Assists discover precision techniques that increase accuracy and save time. This book helps the readers explore the essentials, improve their geometry, and share their stuff. AutoCAD sets the standard for creating architectural and mechanical drawings, and it's a complex package.

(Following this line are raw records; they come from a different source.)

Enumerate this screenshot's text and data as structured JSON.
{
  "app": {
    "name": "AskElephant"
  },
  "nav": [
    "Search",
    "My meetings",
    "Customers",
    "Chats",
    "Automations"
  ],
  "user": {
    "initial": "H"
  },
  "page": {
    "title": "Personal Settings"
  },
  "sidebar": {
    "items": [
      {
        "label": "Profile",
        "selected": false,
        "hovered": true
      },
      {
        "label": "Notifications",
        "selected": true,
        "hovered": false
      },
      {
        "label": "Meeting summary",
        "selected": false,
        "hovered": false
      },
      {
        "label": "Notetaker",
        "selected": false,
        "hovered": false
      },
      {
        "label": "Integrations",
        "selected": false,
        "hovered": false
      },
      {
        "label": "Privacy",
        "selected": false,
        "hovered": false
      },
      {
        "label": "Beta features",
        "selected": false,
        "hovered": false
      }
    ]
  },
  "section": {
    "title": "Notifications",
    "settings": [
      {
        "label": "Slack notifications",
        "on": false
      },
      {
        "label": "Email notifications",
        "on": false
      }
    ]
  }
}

David Byrnes is one of those grizzled old-timers you'll find mentioned every so often in AutoCAD 2008 For Dummies. He began his drafting career on the boards in 1979 and discovered computer-assisted doodling (you always wondered what CAD stood for, didn't you?) shortly thereafter. He first learned AutoCAD with version 1.4, around the time when personal computers switched from steam to diesel power. Dave is based in Vancouver, British Columbia, and has been an AutoCAD consultant and trainer for 15 years, in which time he has been a contributing author to ten books on AutoCAD. He teaches AutoCAD and other computer graphics applications at Emily Carr Institute of Art + Design and British Columbia Institute of Technology in Vancouver. Dave was the technical editor for four AutoCAD For Dummies and two AutoCAD LT For Dummies titles.
Introduction. Part I: AutoCAD 101. Chapter 1: Introducing AutoCAD and AutoCAD LT. Chapter 2: Le Tour de AutoCAD 2008. Chapter 3: A Lap around the CAD Track. Chapter 4: Setup for Success. Part II: Let There Be Lines. Chapter 5: Get Ready to Draw. Chapter 6: Where to Draw the Line. Chapter 7: Edit for Credit. Chapter 8: A Zoom with a View. Chapter 9: On a 3D Spree. Part III: If Drawings Could Talk. Chapter 10: Text with Character. Chapter 11: Entering New Dimensions. Chapter 12: Down the Hatch. Chapter 13: The Plot Thickens. Part IV: Share and Share Alike. Chapter 14: Playing Blocks and Rasteroids. Chapter 15: Drawing on the Internet. Part V: The Part of Tens. Chapter 16: Ten Ways to Do No Harm. Chapter 17: Ten Ways to Swap Drawing Data with Other People and Programs. Index.